Objectives of the service
Photo by American Public Power Association on Unsplash
Today, solar electricity generation causes problems for electricity grids. The power generated by solar generators changes rapidly as clouds move overhead. Existing forecasts struggle to predict clouds and so struggle to predict solar generation.
Due to the lack of good solar electricity forecasts, electricity grid system operators have no choice but to "firm up" solar electricity generation with fossil-fuel-powered "spinning reserve" generators. This is carbon-intensive and expensive.
It needn't be like this.
If we had more accurate predictions for solar electricity generation then we could reduce the amount of "spinning reserve" required. This would reduce carbon emissions and reduce costs to end-users, and increase the amount of solar generation the grid can handle.
Open Climate Fix proposes to create the world's best forecasts for solar electricity generation by applying machine learning to satellite imagery and numerical weather predictions. We will do cutting-edge research on vast quantities of data. But we won't stop at the research. We will also implement a functional solar forecasting system and deliver forecasts to the UK National Grid control room. We will work closely with users to ensure we meet their needs. Finally, we will measure impact on the grid's carbon intensity and costs.
Users and their needs
Our main users would be grid system operators. Other potential users include solar farm owners, energy traders, smart-home operators, and demand-side-response aggregators (who manage batteries and other assets). We intend to target the UK first and then later scale to Europe and then globally.
Service/ system concept
We will develop a Deep Learning machine learning model which takes a sequence of recent satellite images and numerical weather predictions. The model will output probabilistic solar electricity nowcasts for each PV system in the country.
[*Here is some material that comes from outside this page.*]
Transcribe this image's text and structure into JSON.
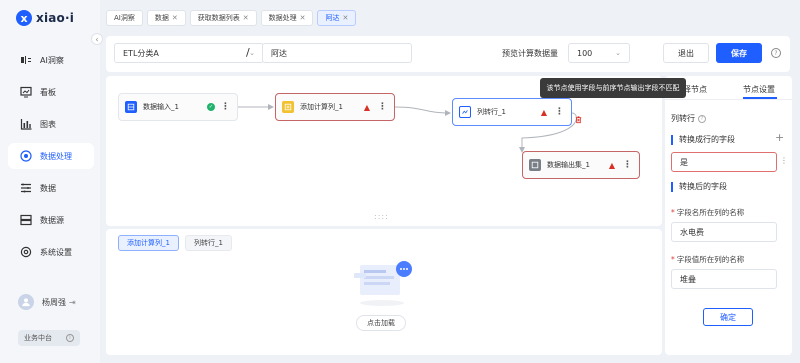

The nowcasts will be calibrated in near-real-time using live solar electricity data.
Deep Learning models excel when trained on huge amounts of data, so we will train the model across the entire geographical extent of the satellite imagery (not just the areas which happen to have solar electricity systems). As such, the model will be trained to predict the next few frames of satellite imagery as well as solar electricity generation.
Space Added Value
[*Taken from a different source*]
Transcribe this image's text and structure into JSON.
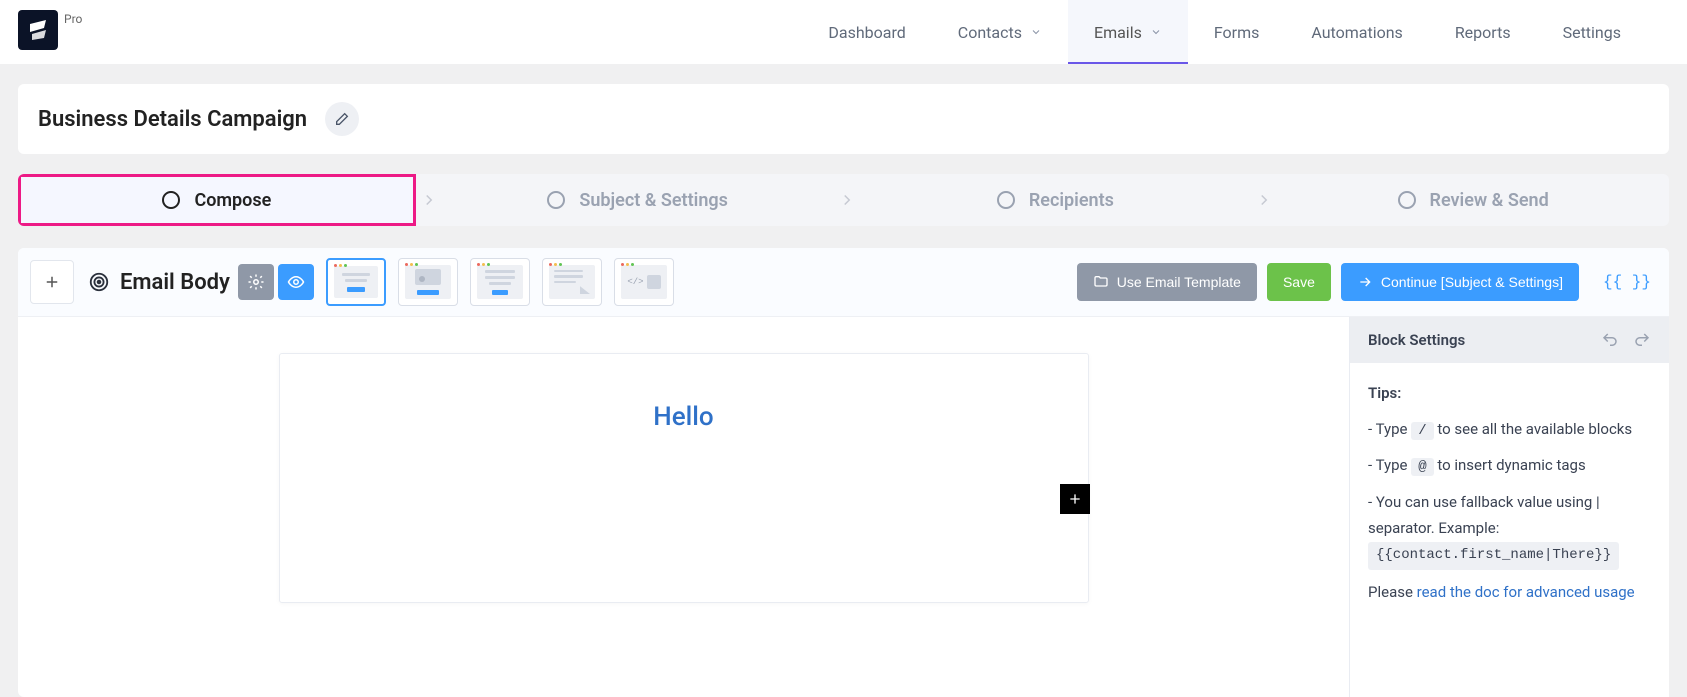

We will use geostationary satellite data from the EUMETSAT Spinning Enhanced Visible and Infrared Imager (SEVIRI) onboard the Meteosat Second Generation (MSG) satellites. Specifically, we will use the Rapid Scanning Service (RSS) onboard satellites MSG-9 & MSG-10. These provide 5-minutely images of the upper quarter of the Earth at 1km spatial resolution at nadir.
EUMETSAT SEVIRI RSS provides excellent data for nowcasting clouds. No other data source provides as wide a geographical coverage combined with high temporal resolution and good-enough spatial resolution.
‘Sky imagers’ are the main non-space alternative for nowcasting PV: fish-eye cameras pointing straight up at the sky, mounted near the PV system of interest. These cameras provide very limited spatial coverage, they cost considerable time and money for each new site, they struggle to infer the height of the clouds, and they need regular maintenance.
In contrast, SEVIRI RSS provides very wide spatial coverage, and the infrared channel allows us to infer the altitude of the cloud tops (because temperature decreases with altitude in the troposphere). SEVIRI RSS allows us, potentially, to provide PV nowcasts for any location in Europe or North Africa at minimal marginal cost. That is, once we build a nowcasting system for the UK, it should be fairly cheap and fast to scale to all other locations covered by SEVIRI RSS. Furthermore, SEVIRI RSS provides imagery of water vapour, which will probably help us to predict how much sunlight can pass through the atmosphere, and to predict the evolution of clouds.
During the six month Kickstart Activity, Open Climate Fix conducted a total of 22 interviews to explore the user needs in greater detail. This also helped in establishing the technical and commercial feasibility of the proposed service.
Another vital part of the kickstart activity was the acquisition of early adopters and potential paying customers. This is an important first step in the now following sourcing of funding to start development of the service. Open Climate Fix is currently seeking to conduct a demonstration project together with ESA and UKSA and other private partners.